◆ **AIM OF THE EXERCISE**
In the records that come next, find every line with "places". Return those lines.

======== INFORMATION GIVEN ========

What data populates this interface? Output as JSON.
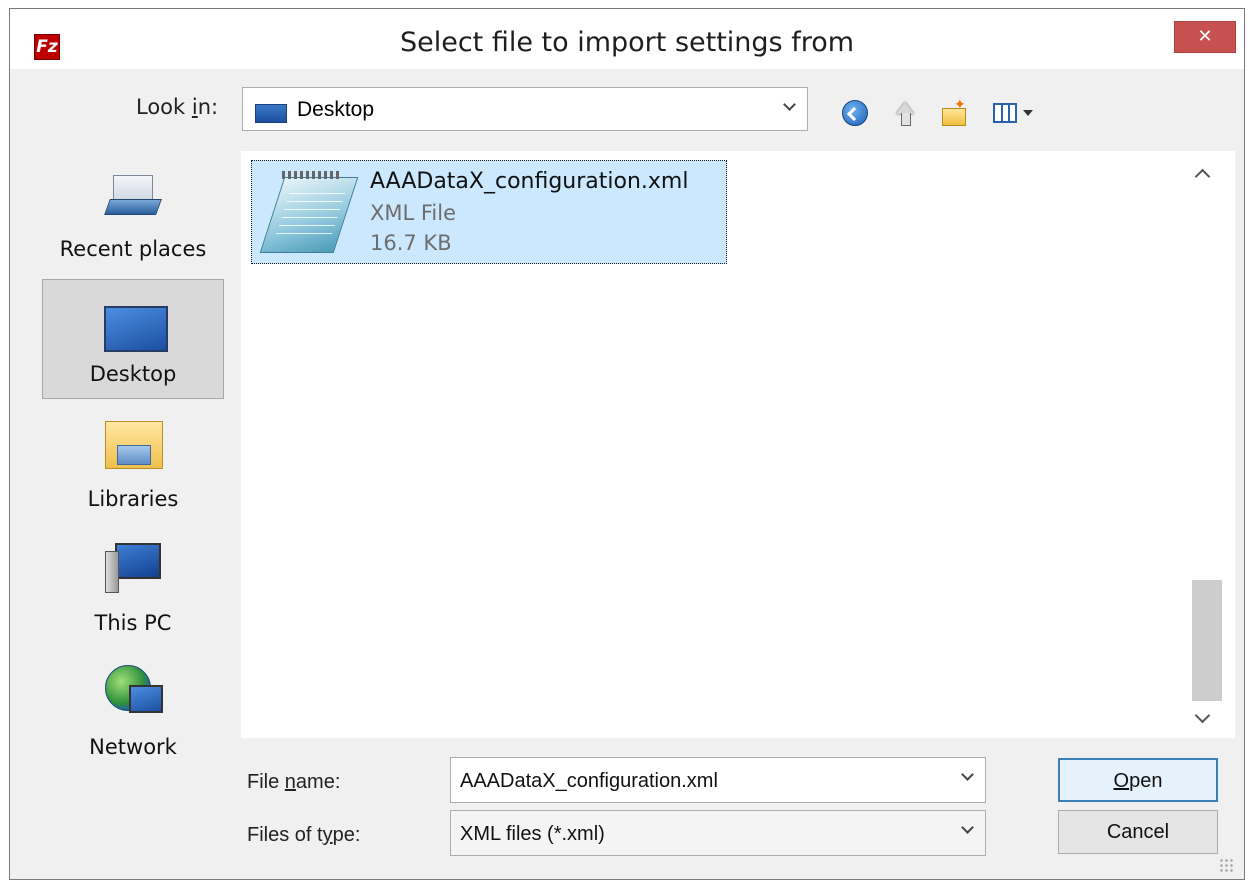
{
  "window": {
    "title": "Select file to import settings from",
    "app_icon_glyph": "Fz",
    "close_glyph": "✕"
  },
  "toolbar": {
    "look_in_label_pre": "Look ",
    "look_in_label_ul": "i",
    "look_in_label_post": "n:",
    "look_in_value": "Desktop",
    "icons": [
      "back-icon",
      "up-one-level-icon",
      "new-folder-icon",
      "view-menu-icon"
    ]
  },
  "places": [
    {
      "label": "Recent places",
      "icon": "recent-places-icon"
    },
    {
      "label": "Desktop",
      "icon": "desktop-icon",
      "selected": true
    },
    {
      "label": "Libraries",
      "icon": "libraries-icon"
    },
    {
      "label": "This PC",
      "icon": "this-pc-icon"
    },
    {
      "label": "Network",
      "icon": "network-icon"
    }
  ],
  "files": [
    {
      "name": "AAADataX_configuration.xml",
      "type": "XML File",
      "size": "16.7 KB",
      "selected": true
    }
  ],
  "form": {
    "file_name_label_pre": "File ",
    "file_name_label_ul": "n",
    "file_name_label_post": "ame:",
    "file_name_value": "AAADataX_configuration.xml",
    "file_type_label_pre": "Files of t",
    "file_type_label_ul": "y",
    "file_type_label_post": "pe:",
    "file_type_value": "XML files (*.xml)"
  },
  "buttons": {
    "open_ul": "O",
    "open_rest": "pen",
    "cancel": "Cancel"
  },
  "colors": {
    "selection": "#cce8ff",
    "close_button": "#c75050",
    "window_bg": "#f0f0f0"
  }
}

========

◆ **EXERCISE RESULT**
  "places": [
      "label": "Recent places",
      "icon": "recent-places-icon"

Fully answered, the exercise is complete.